Understanding who you're following
Instagram has actually added an "About This Account" tool that offers details about accounts that reach "a large audience," consisting of when the account began, the country in which it's located, other accounts with shared fans and any username modifications in the last year and any advertisements the account is presently running. It won't assist your teen when it pertains to many private Instagram users, but it will provide details about accounts from celebs, companies and others with big followings.
To read more about an account, go to their Profile, tap the ... menu and then select About This Account.
Instagram has also instituted a verification badge, comparable to Facebook's, that celebs, reporters, political leaders, business and other popular account holders use to show that they are who they say they are. This information might help your teenager avoid following phony accounts impersonating as public figures and stars.
Why some teens have more than one account
There are two words your kids most likely understand-- "Rinsta" and "Finsta." Rinsta represents "genuine Instagram account." The f in "Finsta" represents phony.
For teens who have both kinds of accounts, their "real" Instagram (" Rinsta") is most likely securely curated for a wider audience and their "phony" Instagram (" Finsta") is utilized for a close circle of pals. There's nothing sinister about a teenager having more than one Instagram account-- it's how they forecast their various sides to various audiences. The Rinsta for their polished, idealized selves, and the Finsta for their casual, authentic side, where they can let their guard down a bit, act ridiculous and not modify out every imperfection.

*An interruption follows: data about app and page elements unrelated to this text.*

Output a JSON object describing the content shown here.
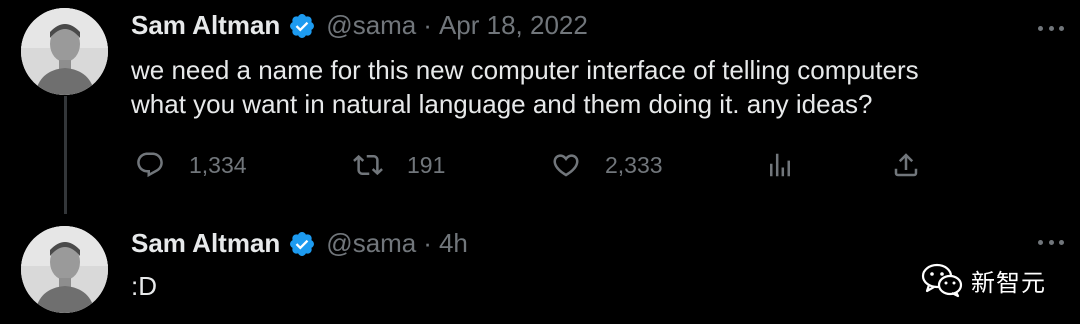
{
  "colors": {
    "background": "#000000",
    "text": "#e7e9ea",
    "muted": "#71767b",
    "verified": "#1d9bf0",
    "thread_line": "#333639"
  },
  "tweets": [
    {
      "author": "Sam Altman",
      "handle": "@sama",
      "separator": "·",
      "time": "Apr 18, 2022",
      "verified_icon": "verified-badge-icon",
      "text": "we need a name for this new computer interface of telling computers\nwhat you want in natural language and them doing it. any ideas?",
      "actions": {
        "reply_count": "1,334",
        "retweet_count": "191",
        "like_count": "2,333"
      }
    },
    {
      "author": "Sam Altman",
      "handle": "@sama",
      "separator": "·",
      "time": "4h",
      "verified_icon": "verified-badge-icon",
      "text": ":D"
    }
  ],
  "icons": {
    "reply": "reply-icon",
    "retweet": "retweet-icon",
    "like": "heart-icon",
    "views": "analytics-icon",
    "share": "share-icon",
    "more": "more-icon",
    "watermark_logo": "wechat-icon"
  },
  "watermark": {
    "text": "新智元"
  }
}
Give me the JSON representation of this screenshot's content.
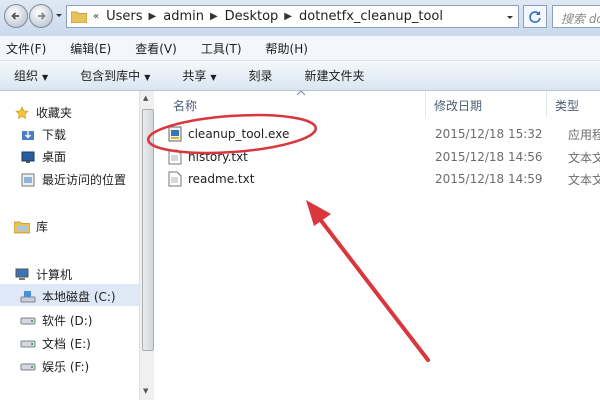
{
  "address_bar": {
    "crumbs": [
      "Users",
      "admin",
      "Desktop",
      "dotnetfx_cleanup_tool"
    ],
    "search_placeholder": "搜索 dotnet"
  },
  "menu": [
    "文件(F)",
    "编辑(E)",
    "查看(V)",
    "工具(T)",
    "帮助(H)"
  ],
  "toolbar": {
    "organize": "组织",
    "include_library": "包含到库中",
    "share": "共享",
    "burn": "刻录",
    "new_folder": "新建文件夹"
  },
  "nav": {
    "favorites": "收藏夹",
    "downloads": "下载",
    "desktop": "桌面",
    "recent": "最近访问的位置",
    "libraries": "库",
    "computer": "计算机",
    "drives": [
      "本地磁盘 (C:)",
      "软件 (D:)",
      "文档 (E:)",
      "娱乐 (F:)"
    ]
  },
  "columns": {
    "name": "名称",
    "modified": "修改日期",
    "type": "类型"
  },
  "files": [
    {
      "name": "cleanup_tool.exe",
      "modified": "2015/12/18 15:32",
      "type": "应用程序"
    },
    {
      "name": "history.txt",
      "modified": "2015/12/18 14:56",
      "type": "文本文档"
    },
    {
      "name": "readme.txt",
      "modified": "2015/12/18 14:59",
      "type": "文本文档"
    }
  ],
  "annotation_color": "#d9363e"
}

We all require balance in our lives. You and your kids need to take breaks from your gadgets. Usage Instagram's time management tools and, set household policies that use to moms and dads also. Having supper together without gadgets, turning off (or at least silencing) devices at bedtime and making sure that tech use is balanced with workout, school work and other activities is all part of a healthy way of life.